Author: Mark Lages
Length: 312 pages
***THIS BOOK WAS RECEIVED FROM A GOODREADS GIVEAWAY***
Can we please stop using fiction as an avenue to whine and complain about the state of current affairs? Books like Mr. Booker’s Summer Vacation and Nobel Peace Prize do nothing other than highlight how broken society is, all the while never providing any actual solutions to these problems. The only way these authors think they can get away with it is by packaging it as “fiction.” Let’s face it, just title the book, Things are terrible and here’s why everyone else is to blame and put it in the non-fiction section.
Regarding Mr. Booker’s Summer Vacation, I couldn’t figure out who the target audience was. It’s written in a clipped, repetitive, redundant, and childish prose that makes me think it’s targeted toward children. However, with sexual situations (including a story about rape), violent and unnecessary subplots, and a sprinkling of profanity, I would never give this book to a child to read. If it’s supposed to be geared toward adults, then it’s a super-judgmental narrative that makes the author seem “holier than thou.” What bugs me the most about this is that it’s so American-centric. Why bash the USA so much, but fail to mention the Holocaust, or the genocide in Africa, or the rape of Nanking? If aliens are supposed to determine humanity’s fate, why focus on just one country’s terrible actions?
As far as the writing goes, there are plenty of amateur mistakes permeating the narrative. The framing device of the author telling this person’s story is unnecessary and pulled me out of the “story” more often than not. Furthermore, it’s hard to keep reading a story when it starts with “I want to keep this man’s identity a secret,” followed by tons of specific details about this man dropped in one huge exposition dump. The dialogue was flat, repetitive (as in, “is there an echo in here?”), and unemotional, even to the point where I thought all the characters (including the human) were robots.
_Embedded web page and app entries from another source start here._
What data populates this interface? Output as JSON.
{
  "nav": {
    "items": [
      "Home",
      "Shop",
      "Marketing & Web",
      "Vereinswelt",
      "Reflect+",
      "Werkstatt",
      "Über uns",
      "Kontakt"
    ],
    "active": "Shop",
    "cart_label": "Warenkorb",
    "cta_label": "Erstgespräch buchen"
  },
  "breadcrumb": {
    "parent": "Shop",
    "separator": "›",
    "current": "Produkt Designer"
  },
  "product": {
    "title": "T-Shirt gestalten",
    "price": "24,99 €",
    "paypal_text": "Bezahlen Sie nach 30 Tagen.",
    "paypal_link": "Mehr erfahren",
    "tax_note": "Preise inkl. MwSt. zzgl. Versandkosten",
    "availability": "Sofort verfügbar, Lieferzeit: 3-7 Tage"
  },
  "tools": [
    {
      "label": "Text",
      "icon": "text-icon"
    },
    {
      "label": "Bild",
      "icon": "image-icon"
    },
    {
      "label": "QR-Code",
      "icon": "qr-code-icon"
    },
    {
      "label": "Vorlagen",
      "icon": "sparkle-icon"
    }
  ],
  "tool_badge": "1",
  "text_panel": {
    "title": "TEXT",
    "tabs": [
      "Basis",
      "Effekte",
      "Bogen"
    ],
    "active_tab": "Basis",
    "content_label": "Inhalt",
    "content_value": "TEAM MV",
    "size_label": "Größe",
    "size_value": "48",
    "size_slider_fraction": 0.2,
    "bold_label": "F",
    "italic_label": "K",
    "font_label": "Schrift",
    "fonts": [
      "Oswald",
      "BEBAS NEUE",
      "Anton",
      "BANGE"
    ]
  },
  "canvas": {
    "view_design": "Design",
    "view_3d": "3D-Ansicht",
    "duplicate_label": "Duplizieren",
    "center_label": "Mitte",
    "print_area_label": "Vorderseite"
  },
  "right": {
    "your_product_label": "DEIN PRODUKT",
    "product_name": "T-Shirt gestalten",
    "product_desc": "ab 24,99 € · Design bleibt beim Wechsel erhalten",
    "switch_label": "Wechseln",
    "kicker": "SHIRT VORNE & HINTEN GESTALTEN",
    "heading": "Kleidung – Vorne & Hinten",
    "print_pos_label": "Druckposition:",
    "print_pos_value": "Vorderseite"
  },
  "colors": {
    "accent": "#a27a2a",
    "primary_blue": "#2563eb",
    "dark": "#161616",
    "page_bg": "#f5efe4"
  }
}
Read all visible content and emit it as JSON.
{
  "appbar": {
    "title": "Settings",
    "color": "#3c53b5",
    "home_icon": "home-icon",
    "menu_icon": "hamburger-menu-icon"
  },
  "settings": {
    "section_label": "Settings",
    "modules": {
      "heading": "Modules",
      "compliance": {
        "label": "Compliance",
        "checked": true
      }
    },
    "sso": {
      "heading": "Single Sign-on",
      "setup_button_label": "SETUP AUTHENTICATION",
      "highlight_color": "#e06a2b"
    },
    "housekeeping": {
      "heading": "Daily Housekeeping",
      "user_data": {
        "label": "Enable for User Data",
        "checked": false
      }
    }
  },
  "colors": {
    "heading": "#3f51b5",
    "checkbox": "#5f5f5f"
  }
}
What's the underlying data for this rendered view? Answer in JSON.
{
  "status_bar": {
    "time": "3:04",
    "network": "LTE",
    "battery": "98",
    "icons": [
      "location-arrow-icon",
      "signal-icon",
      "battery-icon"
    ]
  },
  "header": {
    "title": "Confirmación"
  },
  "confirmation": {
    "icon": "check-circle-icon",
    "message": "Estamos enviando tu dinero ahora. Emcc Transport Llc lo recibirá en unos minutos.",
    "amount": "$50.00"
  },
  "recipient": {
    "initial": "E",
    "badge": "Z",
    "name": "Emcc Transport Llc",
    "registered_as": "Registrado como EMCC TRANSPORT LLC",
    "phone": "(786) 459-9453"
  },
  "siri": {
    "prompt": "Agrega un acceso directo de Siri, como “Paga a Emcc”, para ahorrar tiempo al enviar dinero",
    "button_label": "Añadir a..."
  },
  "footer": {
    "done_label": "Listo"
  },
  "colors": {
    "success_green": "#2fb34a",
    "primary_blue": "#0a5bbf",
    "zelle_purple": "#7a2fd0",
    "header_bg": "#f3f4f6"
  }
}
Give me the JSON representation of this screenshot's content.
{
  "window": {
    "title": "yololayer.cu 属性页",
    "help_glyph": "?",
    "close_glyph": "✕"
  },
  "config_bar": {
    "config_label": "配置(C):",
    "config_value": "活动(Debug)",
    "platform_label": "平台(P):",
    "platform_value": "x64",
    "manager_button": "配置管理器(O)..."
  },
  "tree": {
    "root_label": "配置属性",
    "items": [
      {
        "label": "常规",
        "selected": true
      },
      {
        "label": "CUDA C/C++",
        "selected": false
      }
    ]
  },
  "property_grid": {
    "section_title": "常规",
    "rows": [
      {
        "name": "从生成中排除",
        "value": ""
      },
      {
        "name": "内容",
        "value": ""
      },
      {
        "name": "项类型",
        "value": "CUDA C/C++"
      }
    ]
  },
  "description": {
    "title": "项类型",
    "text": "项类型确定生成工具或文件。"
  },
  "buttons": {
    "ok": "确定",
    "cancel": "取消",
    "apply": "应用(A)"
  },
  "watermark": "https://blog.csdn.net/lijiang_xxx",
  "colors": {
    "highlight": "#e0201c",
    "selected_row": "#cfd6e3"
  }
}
The flashbacks and flash-forward were unnecessary and never made me empathize with the main character at all.
A judgmental and poorly written book, I give Mr. Booker’s Summer Vacation 1.5 stars out of 5.